What is interesting about the poll is what it says about the horse race going on at the top of this fall’s ballot…
The major takeaway from those numbers? We’re not really looking at a three-way split right now, or at least the thirds aren’t as equal as previous polls have indicated. Vitter’s third is bigger, and it looks like the last third might be as well – while the Democrat third is smaller.
Either that, or Edwards is having trouble consolidating the Democrat third of the vote.
If it’s the latter, that would seem to be to the benefit of Dardenne – but Dardenne is still nine points behind Edwards and barely outpaces the undecideds, which would mean if the theory was that Dardenne could run as a Republican who was acceptable to Democrat voters and had a better chance of beating Vitter than Edwards, he’s a bit behind the curve so far. If Dardenne was making headway with Democrats at this point you’d expect him to be higher in these numbers.
But while Dardenne can shrug off the results of the SMOR poll by attesting that he hasn’t put a lot of money out on his campaign yet and he has lots of time to build a coalition of centrists, “strategic” Democrats and Republicans who don’t like Vitter, these numbers have to be a bit more alarming for Angelle.
After all, as we reported at the end of last month Angelle has gone through almost a million dollars so far in this campaign – he’s raised an impressive $2.1 million and claimed $1.2 million in cash on hand at the close of the last reporting period. For a million bucks in spending you’d really want to be higher than 5.4 percent. That’s a bad number for him and it could make it tough on his perceived competitiveness – though his camp can certainly point to other successful gubernatorial candidates in this state’s history, like Mike Foster and Buddy Roemer, who came out of nowhere to catch fire late in a crowded race.
Except the release on the SMOR poll said this…
“…only 13.2% of all white voters are still undecided.”
The poll’s sample was 70 percent white, which seems about right for a gubernatorial cycle without a high-profile Democrat draw for black voters in it. 13.2 percent of 70 percent comes to 9.24 percent of the vote Angelle could get without crossing racial lines.
And according to this poll some 6 percent of the vote is undecided black voters. One would figure at least half (3 percent) of those are likely to go to Edwards, and probably more like 2/3rds (4 percent) or 5/6ths (5 percent). That would put Edwards pretty close to 30 percent even if he had no white voters come to him out of the undecideds.

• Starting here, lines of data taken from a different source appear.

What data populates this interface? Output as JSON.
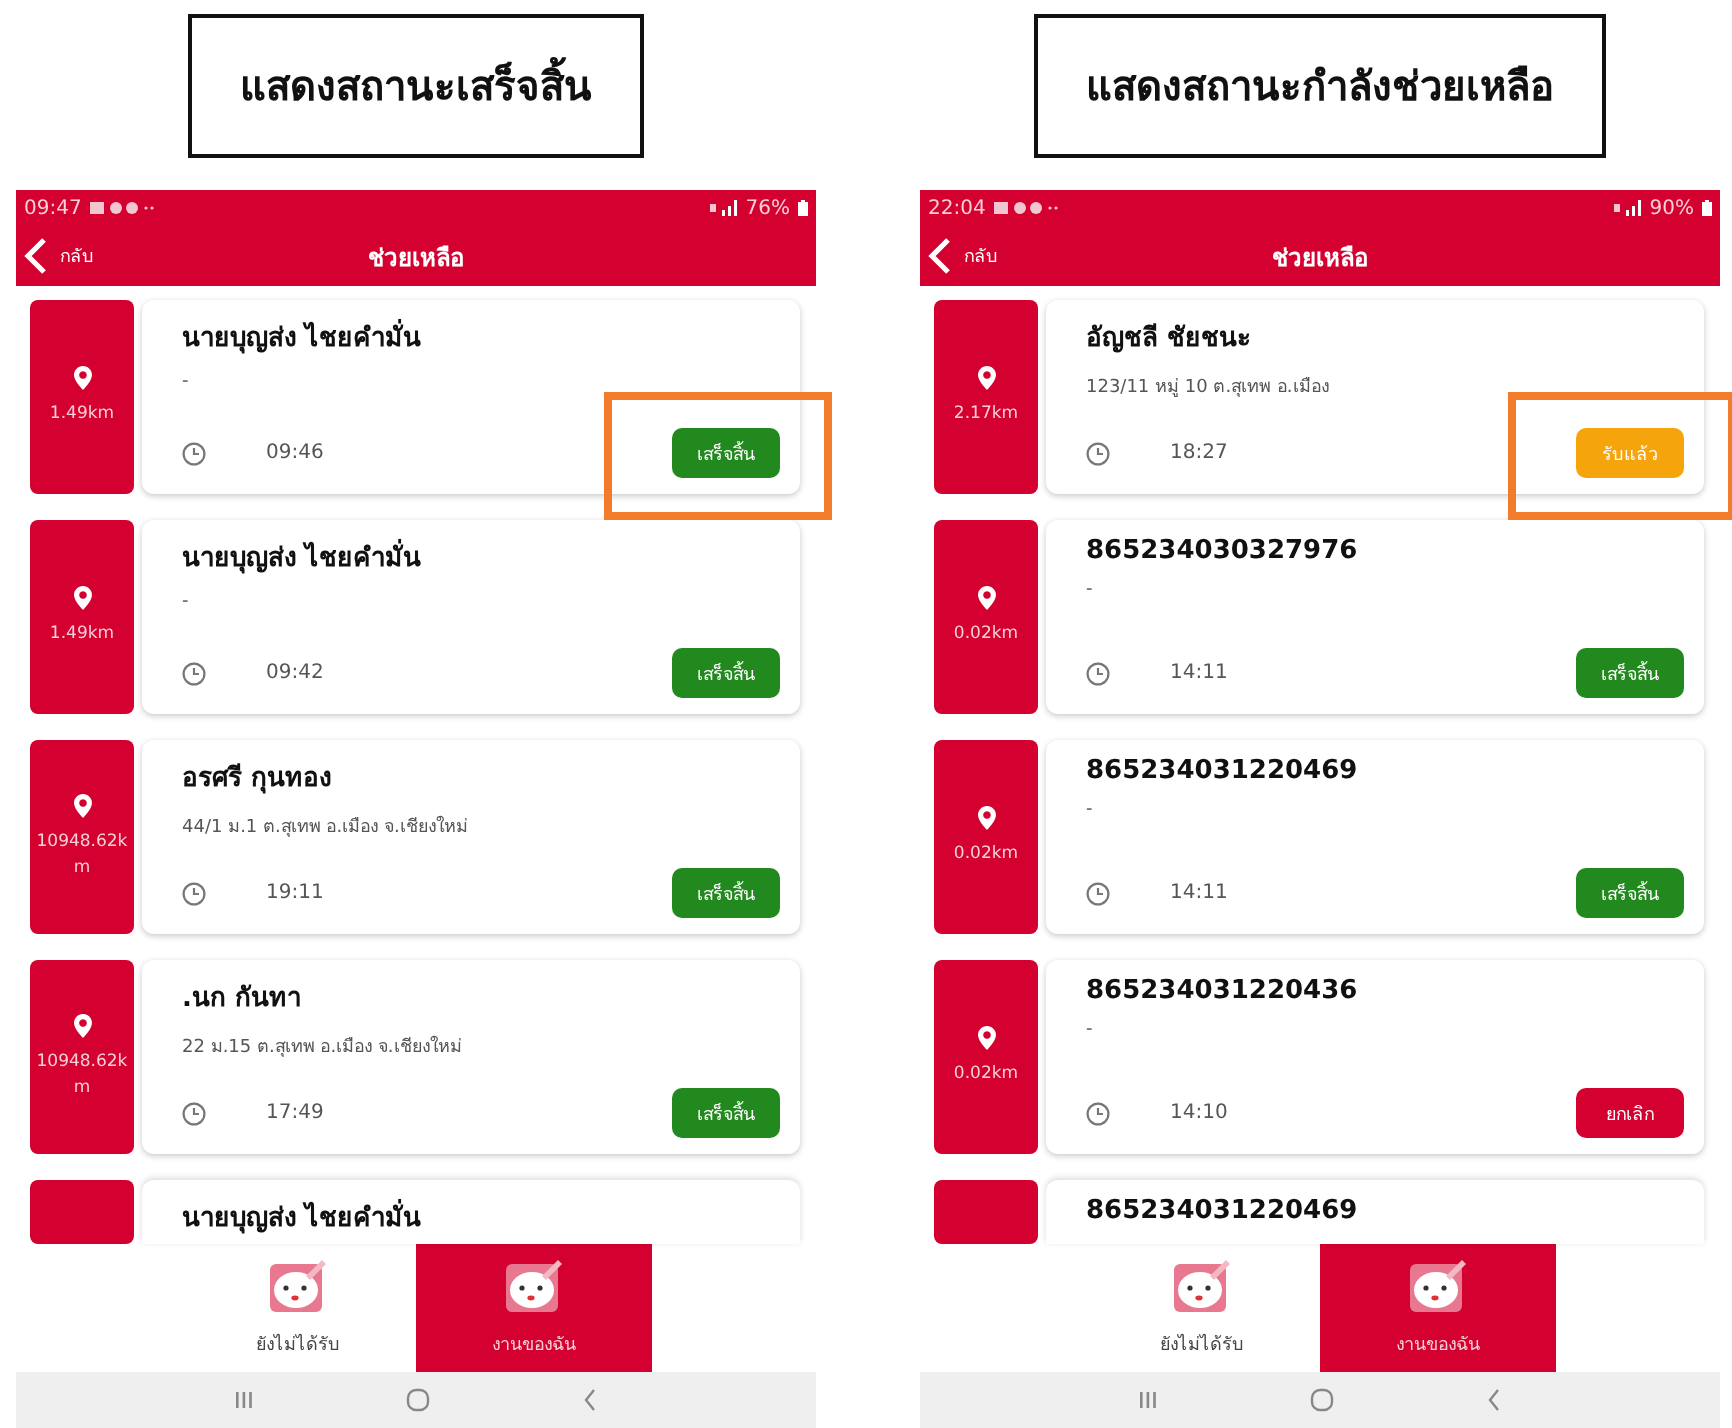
{
  "panels": [
    {
      "caption": "แสดงสถานะเสร็จสิ้น",
      "status_bar": {
        "time": "09:47",
        "battery": "76%"
      },
      "header": {
        "back": "กลับ",
        "title": "ช่วยเหลือ"
      },
      "cards": [
        {
          "distance": "1.49km",
          "name": "นายบุญส่ง ไชยคำมั่น",
          "detail": "-",
          "time": "09:46",
          "button": {
            "kind": "done",
            "label": "เสร็จสิ้น"
          },
          "highlighted": true
        },
        {
          "distance": "1.49km",
          "name": "นายบุญส่ง ไชยคำมั่น",
          "detail": "-",
          "time": "09:42",
          "button": {
            "kind": "done",
            "label": "เสร็จสิ้น"
          },
          "highlighted": false
        },
        {
          "distance": "10948.62km",
          "name": "อรศรี กุนทอง",
          "detail": "44/1 ม.1 ต.สุเทพ อ.เมือง จ.เชียงใหม่",
          "time": "19:11",
          "button": {
            "kind": "done",
            "label": "เสร็จสิ้น"
          },
          "highlighted": false
        },
        {
          "distance": "10948.62km",
          "name": ".นก กันทา",
          "detail": "22 ม.15 ต.สุเทพ อ.เมือง จ.เชียงใหม่",
          "time": "17:49",
          "button": {
            "kind": "done",
            "label": "เสร็จสิ้น"
          },
          "highlighted": false
        },
        {
          "name": "นายบุญส่ง ไชยคำมั่น"
        }
      ],
      "tabs": [
        {
          "label": "ยังไม่ได้รับ",
          "selected": false
        },
        {
          "label": "งานของฉัน",
          "selected": true
        }
      ]
    },
    {
      "caption": "แสดงสถานะกำลังช่วยเหลือ",
      "status_bar": {
        "time": "22:04",
        "battery": "90%"
      },
      "header": {
        "back": "กลับ",
        "title": "ช่วยเหลือ"
      },
      "cards": [
        {
          "distance": "2.17km",
          "name": "อัญชลี ชัยชนะ",
          "detail": "123/11 หมู่ 10 ต.สุเทพ อ.เมือง",
          "time": "18:27",
          "button": {
            "kind": "accepted",
            "label": "รับแล้ว"
          },
          "highlighted": true
        },
        {
          "distance": "0.02km",
          "name": "865234030327976",
          "detail": "-",
          "time": "14:11",
          "button": {
            "kind": "done",
            "label": "เสร็จสิ้น"
          },
          "highlighted": false
        },
        {
          "distance": "0.02km",
          "name": "865234031220469",
          "detail": "-",
          "time": "14:11",
          "button": {
            "kind": "done",
            "label": "เสร็จสิ้น"
          },
          "highlighted": false
        },
        {
          "distance": "0.02km",
          "name": "865234031220436",
          "detail": "-",
          "time": "14:10",
          "button": {
            "kind": "cancel",
            "label": "ยกเลิก"
          },
          "highlighted": false
        },
        {
          "name": "865234031220469"
        }
      ],
      "tabs": [
        {
          "label": "ยังไม่ได้รับ",
          "selected": false
        },
        {
          "label": "งานของฉัน",
          "selected": true
        }
      ]
    }
  ]
}
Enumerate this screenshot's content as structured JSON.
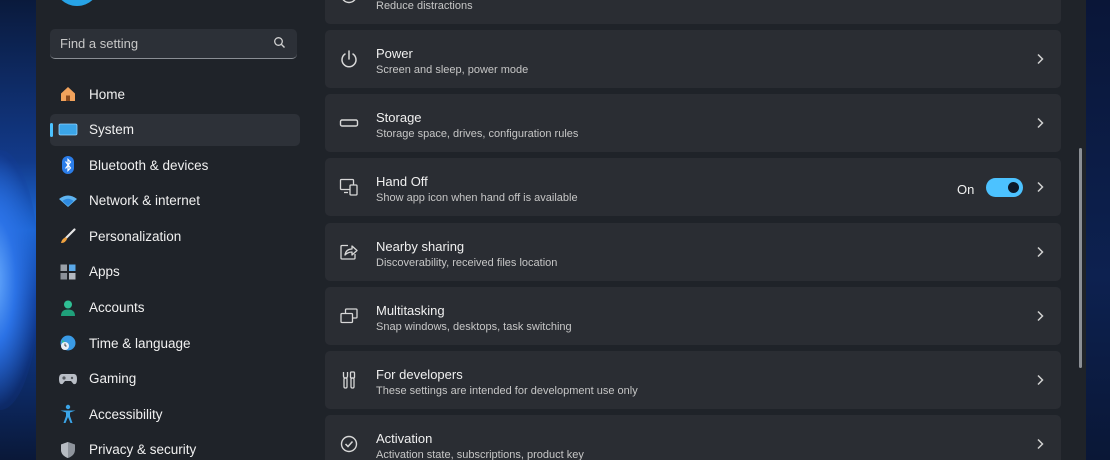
{
  "search": {
    "placeholder": "Find a setting"
  },
  "sidebar": {
    "items": [
      {
        "label": "Home",
        "icon": "home-icon"
      },
      {
        "label": "System",
        "icon": "system-icon",
        "active": true
      },
      {
        "label": "Bluetooth & devices",
        "icon": "bluetooth-icon"
      },
      {
        "label": "Network & internet",
        "icon": "wifi-icon"
      },
      {
        "label": "Personalization",
        "icon": "brush-icon"
      },
      {
        "label": "Apps",
        "icon": "apps-icon"
      },
      {
        "label": "Accounts",
        "icon": "account-icon"
      },
      {
        "label": "Time & language",
        "icon": "clock-globe-icon"
      },
      {
        "label": "Gaming",
        "icon": "gamepad-icon"
      },
      {
        "label": "Accessibility",
        "icon": "accessibility-icon"
      },
      {
        "label": "Privacy & security",
        "icon": "shield-icon"
      }
    ]
  },
  "settings": {
    "cards": [
      {
        "title": "",
        "subtitle": "Reduce distractions",
        "icon": "focus-icon"
      },
      {
        "title": "Power",
        "subtitle": "Screen and sleep, power mode",
        "icon": "power-icon"
      },
      {
        "title": "Storage",
        "subtitle": "Storage space, drives, configuration rules",
        "icon": "storage-icon"
      },
      {
        "title": "Hand Off",
        "subtitle": "Show app icon when hand off is available",
        "icon": "hand-off-icon",
        "toggle": {
          "state_label": "On",
          "on": true
        }
      },
      {
        "title": "Nearby sharing",
        "subtitle": "Discoverability, received files location",
        "icon": "share-icon"
      },
      {
        "title": "Multitasking",
        "subtitle": "Snap windows, desktops, task switching",
        "icon": "multitasking-icon"
      },
      {
        "title": "For developers",
        "subtitle": "These settings are intended for development use only",
        "icon": "developer-tools-icon"
      },
      {
        "title": "Activation",
        "subtitle": "Activation state, subscriptions, product key",
        "icon": "activation-icon"
      }
    ]
  },
  "colors": {
    "accent": "#4cc2ff",
    "window_bg": "#1f2329",
    "card_bg": "#2a2d33"
  }
}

Angelle, in order to make the runoff, would have to steal voters from the other three candidates – and particularly Dardenne. But even if he got all of Dardenne’s vote he’d still have to get the majority of the undecideds to even get within striking distance of Edwards for the runoff.
A steep hill to climb, for certain.
But for Vitter, 38.1 percent makes him almost a mathematical certainty to make the runoff unless his campaign collapses, which nobody really thinks would happen to a battle-tested, heavily-financed veteran like he is. And if he were able to get half of the white undecided voters, he’d run over 40 percent in the primary. At 42 or so, he’d need to find eight percent out of the 21 currently going to Dardenne and Angelle, plus the other half of the white undecided voters – essentially a third of that number – to get over 50.
Not a steep hill to climb.
And what we come back to is this legislative session, which serves as a stiff drink for the 45 percent of the Louisiana electorate describing itself as conservative. That 45 percent is going to be not only the largest bloc of voters in the state, but fueled as it will be by outrage over the poor performance of the legislature and the current governor, it’s going to be the most engaged. And that plays into Vitter’s hands almost as if he’d written the script for the session.